Requirement: In the entries below, find the lines with the word "JSON" and copy them.

Provided information:

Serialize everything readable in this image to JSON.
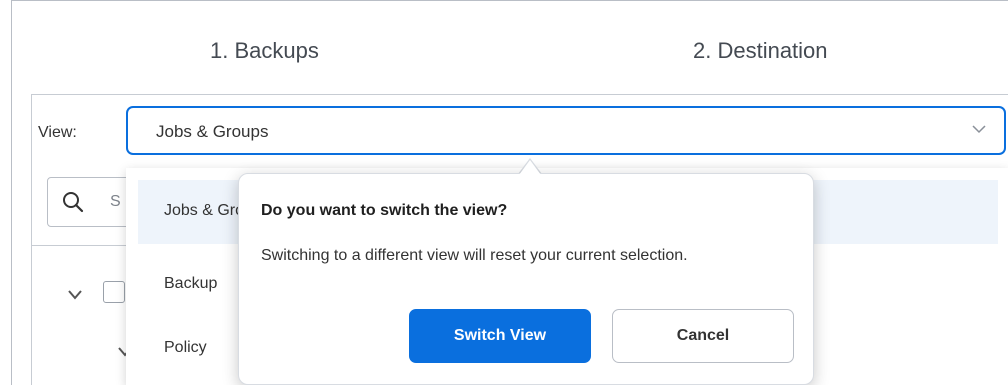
{
  "steps": [
    {
      "label": "1. Backups"
    },
    {
      "label": "2. Destination"
    }
  ],
  "view": {
    "label": "View:",
    "selected": "Jobs & Groups",
    "chevron_icon": "chevron-down-icon"
  },
  "search": {
    "placeholder_visible": "S",
    "icon": "search-icon"
  },
  "dropdown": {
    "items": [
      {
        "label": "Jobs & Groups",
        "visible": "Jobs & G"
      },
      {
        "label": "Backup"
      },
      {
        "label": "Policy"
      }
    ]
  },
  "dialog": {
    "title": "Do you want to switch the view?",
    "message": "Switching to a different view will reset your current selection.",
    "primary_label": "Switch View",
    "secondary_label": "Cancel"
  },
  "colors": {
    "accent": "#0a6fde",
    "selected_row": "#eef4fb",
    "border": "#b9bec6"
  }
}
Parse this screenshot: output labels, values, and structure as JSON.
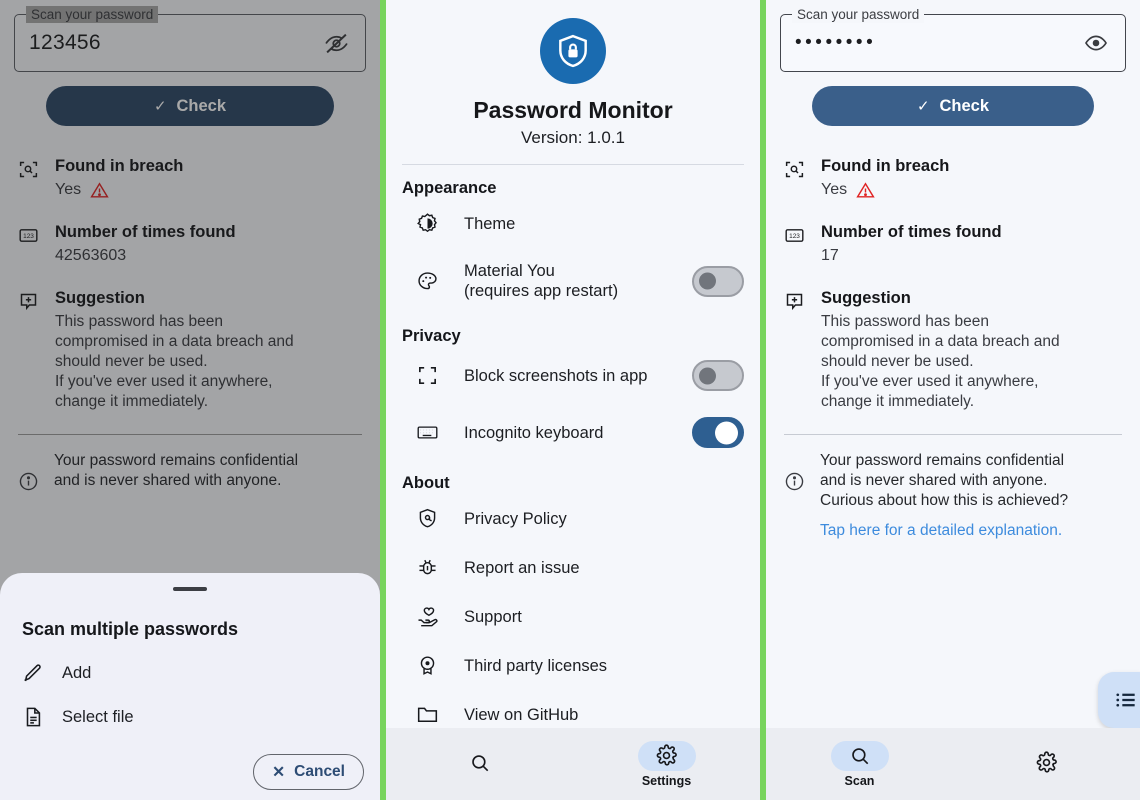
{
  "app": {
    "name": "Password Monitor",
    "version_label": "Version: 1.0.1"
  },
  "theme": {
    "accent": "#2c4766",
    "accent_right": "#3a5f8a",
    "divider_green": "#78d45d",
    "link_blue": "#3d8bdd",
    "warning_red": "#e02424",
    "pill_blue": "#cfe0f7",
    "toggle_on": "#2e5f91",
    "logo_blue": "#1a6bb0"
  },
  "left_panel": {
    "field": {
      "legend": "Scan your password",
      "value": "123456",
      "placeholder": "Scan your password",
      "visibility_icon": "eye-off-icon"
    },
    "check_button": "Check",
    "results": [
      {
        "icon": "breach-scan-icon",
        "title": "Found in breach",
        "value": "Yes",
        "has_warning": true
      },
      {
        "icon": "number-123-icon",
        "title": "Number of times found",
        "value": "42563603",
        "has_warning": false
      },
      {
        "icon": "suggestion-icon",
        "title": "Suggestion",
        "value": "This password has been\ncompromised in a data breach and\nshould never be used.\nIf you've ever used it anywhere,\nchange it immediately.",
        "has_warning": false
      }
    ],
    "note": {
      "icon": "info-icon",
      "text": "Your password remains confidential\nand is never shared with anyone."
    },
    "sheet": {
      "title": "Scan multiple passwords",
      "items": [
        {
          "icon": "pencil-icon",
          "label": "Add"
        },
        {
          "icon": "file-icon",
          "label": "Select file"
        }
      ],
      "cancel_label": "Cancel"
    }
  },
  "mid_panel": {
    "groups": [
      {
        "title": "Appearance",
        "rows": [
          {
            "icon": "brightness-icon",
            "label": "Theme",
            "toggle": null
          },
          {
            "icon": "palette-icon",
            "label": "Material You\n(requires app restart)",
            "toggle": "off"
          }
        ]
      },
      {
        "title": "Privacy",
        "rows": [
          {
            "icon": "block-screenshot-icon",
            "label": "Block screenshots in app",
            "toggle": "off"
          },
          {
            "icon": "keyboard-icon",
            "label": "Incognito keyboard",
            "toggle": "on"
          }
        ]
      },
      {
        "title": "About",
        "rows": [
          {
            "icon": "privacy-shield-icon",
            "label": "Privacy Policy",
            "toggle": null
          },
          {
            "icon": "bug-icon",
            "label": "Report an issue",
            "toggle": null
          },
          {
            "icon": "support-heart-icon",
            "label": "Support",
            "toggle": null
          },
          {
            "icon": "license-badge-icon",
            "label": "Third party licenses",
            "toggle": null
          },
          {
            "icon": "folder-icon",
            "label": "View on GitHub",
            "toggle": null
          }
        ]
      }
    ],
    "bottom_nav": [
      {
        "icon": "search-icon",
        "label": "",
        "active": false
      },
      {
        "icon": "gear-icon",
        "label": "Settings",
        "active": true
      }
    ]
  },
  "right_panel": {
    "field": {
      "legend": "Scan your password",
      "value": "••••••••",
      "placeholder": "Scan your password",
      "visibility_icon": "eye-icon"
    },
    "check_button": "Check",
    "results": [
      {
        "icon": "breach-scan-icon",
        "title": "Found in breach",
        "value": "Yes",
        "has_warning": true
      },
      {
        "icon": "number-123-icon",
        "title": "Number of times found",
        "value": "17",
        "has_warning": false
      },
      {
        "icon": "suggestion-icon",
        "title": "Suggestion",
        "value": "This password has been\ncompromised in a data breach and\nshould never be used.\nIf you've ever used it anywhere,\nchange it immediately.",
        "has_warning": false
      }
    ],
    "note": {
      "icon": "info-icon",
      "text": "Your password remains confidential\nand is never shared with anyone.\nCurious about how this is achieved?",
      "link": "Tap here for a detailed explanation."
    },
    "fab": {
      "icon": "list-icon"
    },
    "bottom_nav": [
      {
        "icon": "search-icon",
        "label": "Scan",
        "active": true
      },
      {
        "icon": "gear-icon",
        "label": "",
        "active": false
      }
    ]
  }
}
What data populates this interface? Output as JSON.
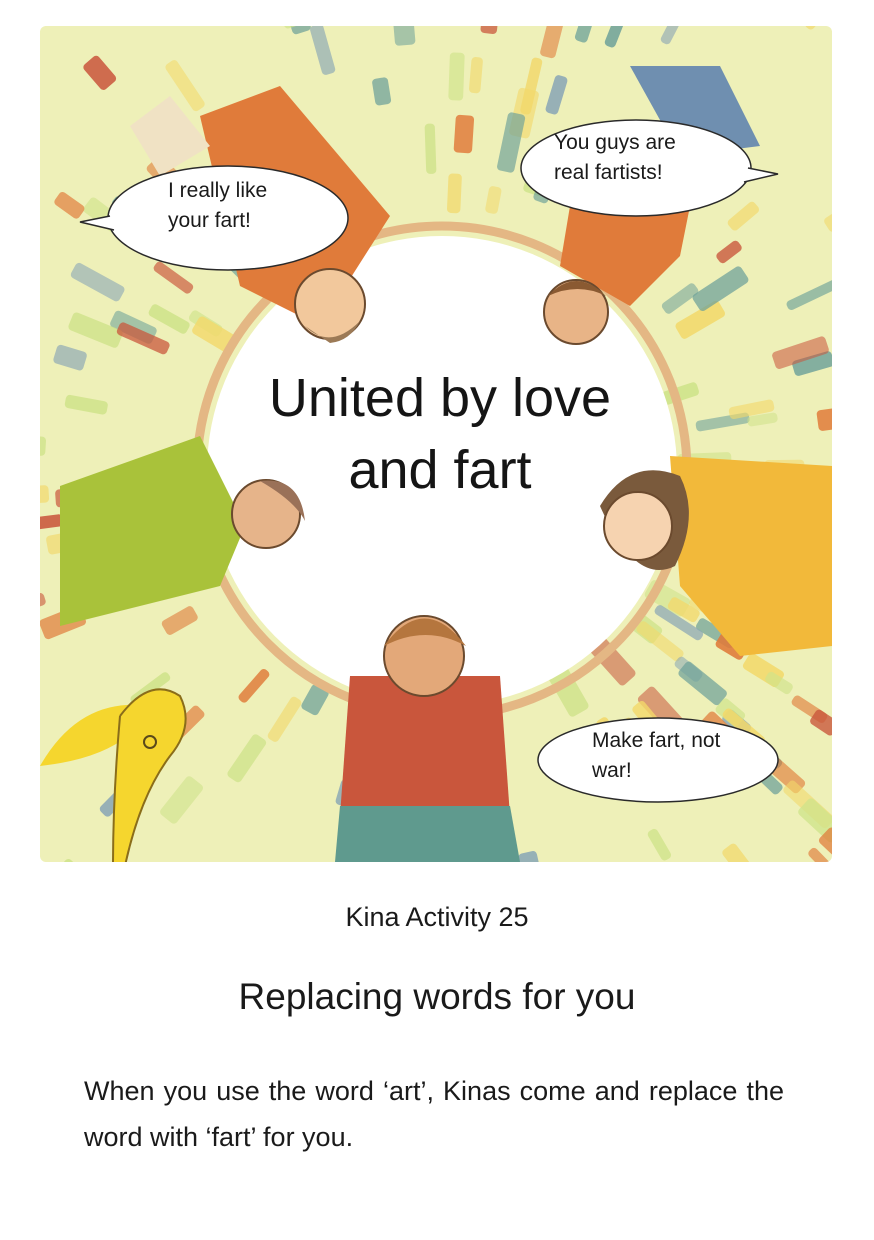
{
  "illustration": {
    "cover_title": "United by love and fart",
    "bubbles": [
      {
        "id": "top-left",
        "text": "I really like your fart!"
      },
      {
        "id": "top-right",
        "text": "You guys are real fartists!"
      },
      {
        "id": "bottom-right",
        "text": "Make fart, not war!"
      }
    ],
    "colors": {
      "warm_yellow": "#f2d86a",
      "light_green": "#cfe38a",
      "blue_gray": "#8aa7b5",
      "teal": "#6fa29a",
      "orange": "#e07b3a",
      "brick_red": "#c9563c",
      "skin": "#e9b98a",
      "mascot_yellow": "#f5d62e"
    }
  },
  "activity": {
    "label": "Kina Activity 25",
    "title": "Replacing words for you",
    "body": "When you use the word ‘art’, Kinas come and replace the word with ‘fart’ for you."
  }
}
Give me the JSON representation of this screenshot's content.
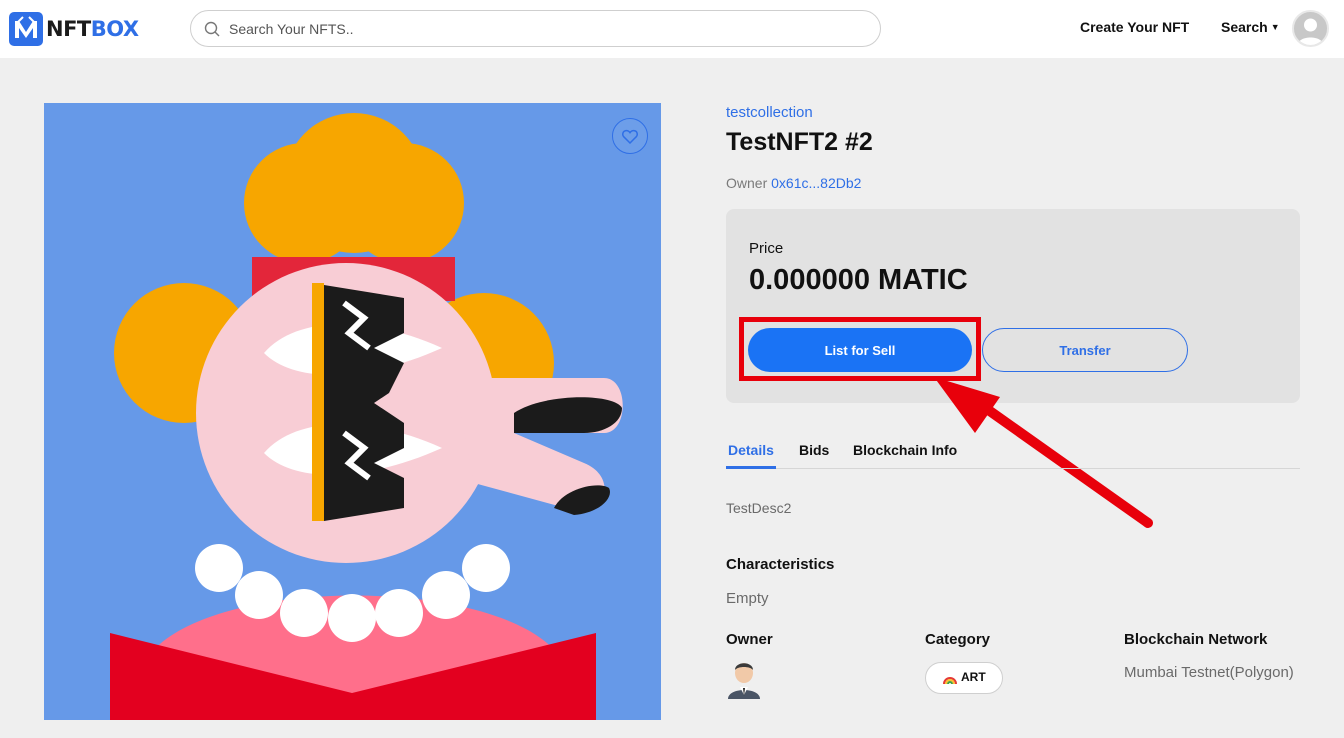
{
  "header": {
    "logo_nft": "NFT",
    "logo_box": "BOX",
    "search_placeholder": "Search Your NFTS..",
    "nav_create": "Create Your NFT",
    "nav_search": "Search"
  },
  "item": {
    "collection": "testcollection",
    "title": "TestNFT2 #2",
    "owner_label": "Owner",
    "owner_address": "0x61c...82Db2",
    "price_label": "Price",
    "price_value": "0.000000 MATIC",
    "list_button": "List for Sell",
    "transfer_button": "Transfer"
  },
  "tabs": [
    {
      "label": "Details",
      "active": true
    },
    {
      "label": "Bids",
      "active": false
    },
    {
      "label": "Blockchain Info",
      "active": false
    }
  ],
  "details": {
    "description": "TestDesc2",
    "characteristics_heading": "Characteristics",
    "characteristics_value": "Empty",
    "owner_heading": "Owner",
    "category_heading": "Category",
    "category_value": "ART",
    "network_heading": "Blockchain Network",
    "network_value": "Mumbai Testnet(Polygon)"
  },
  "icons": {
    "search": "search-icon",
    "caret": "caret-down-icon",
    "favorite": "heart-icon",
    "category": "rainbow-icon"
  },
  "colors": {
    "accent": "#2f6fe6",
    "primary_button": "#1a73f5",
    "annotation_red": "#e8000b",
    "artwork_background": "#6699e8"
  }
}
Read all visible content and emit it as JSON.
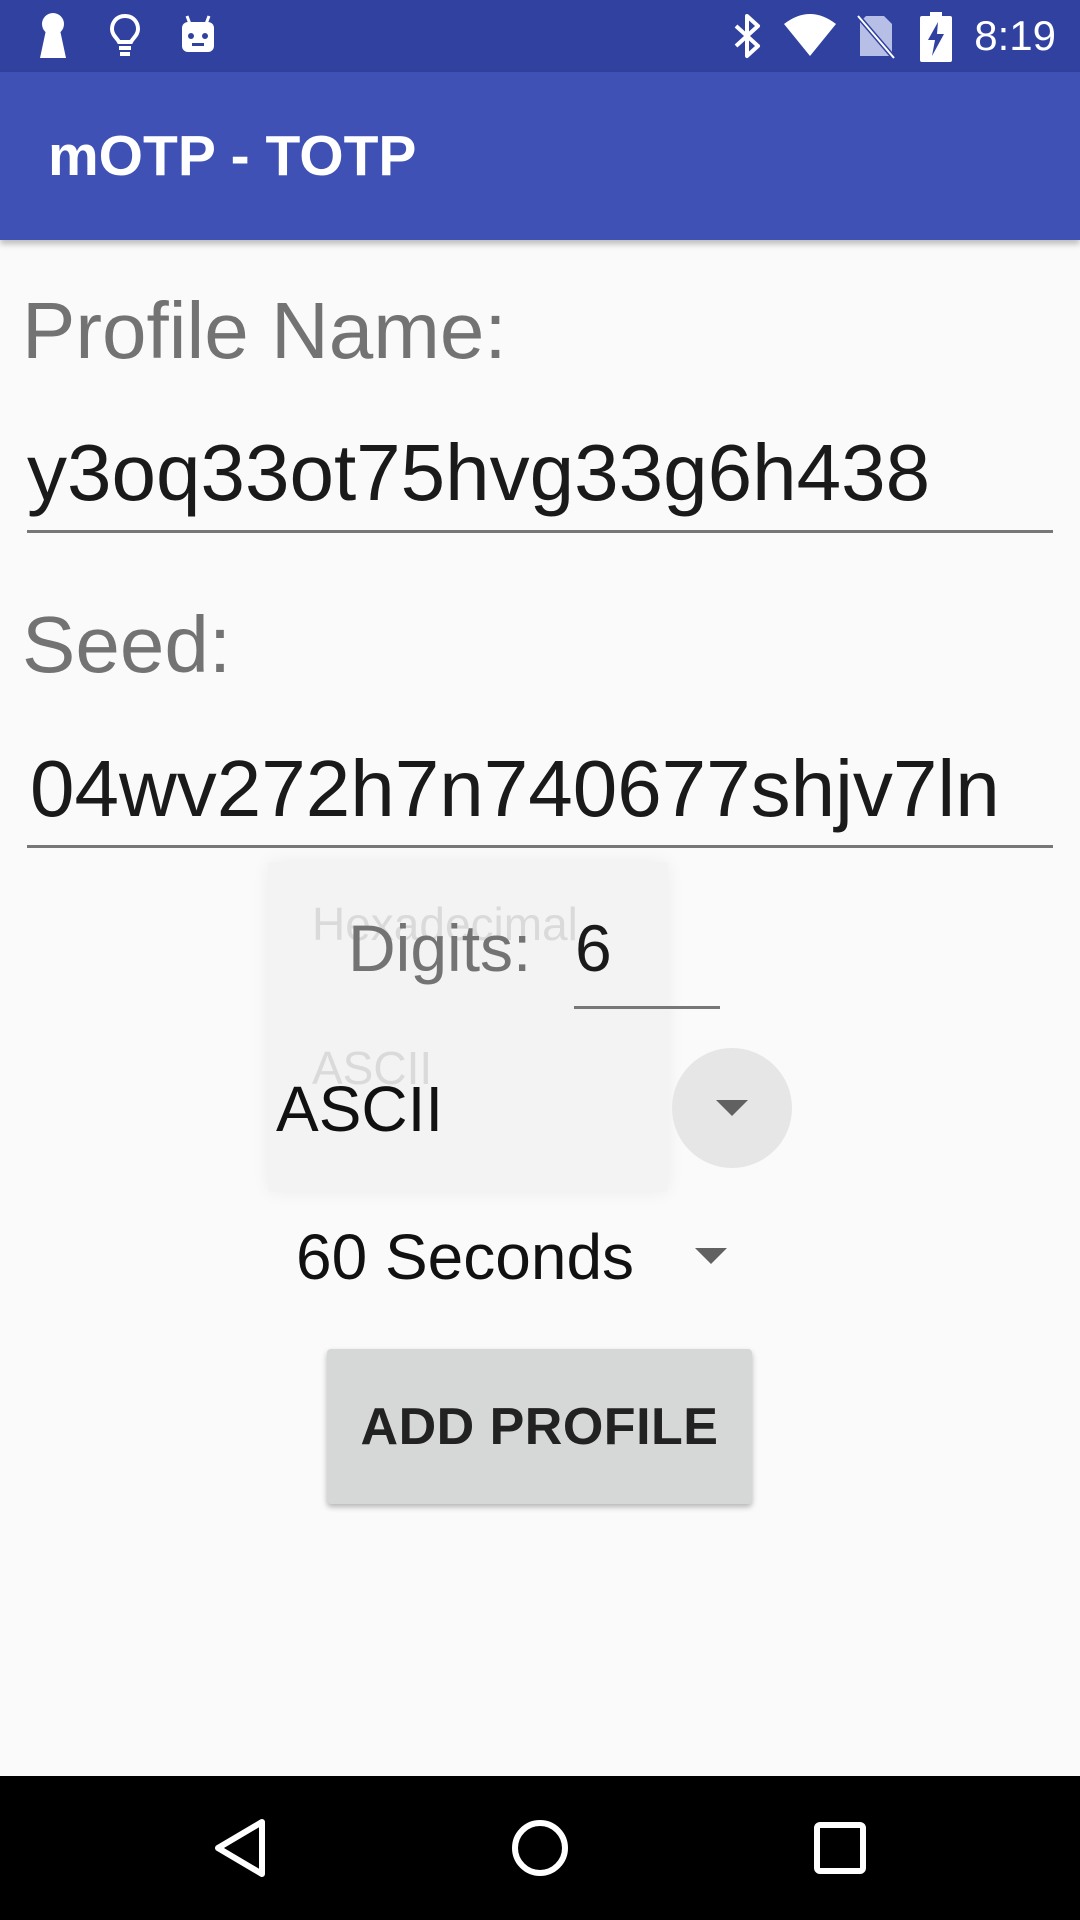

Response box:
Serialize everything readable in this image to JSON.
Parse this screenshot: output labels, values, and structure as JSON.
What data populates this interface? Output as JSON.
Give me the JSON representation of this screenshot's content.
Read all visible content and emit it as JSON.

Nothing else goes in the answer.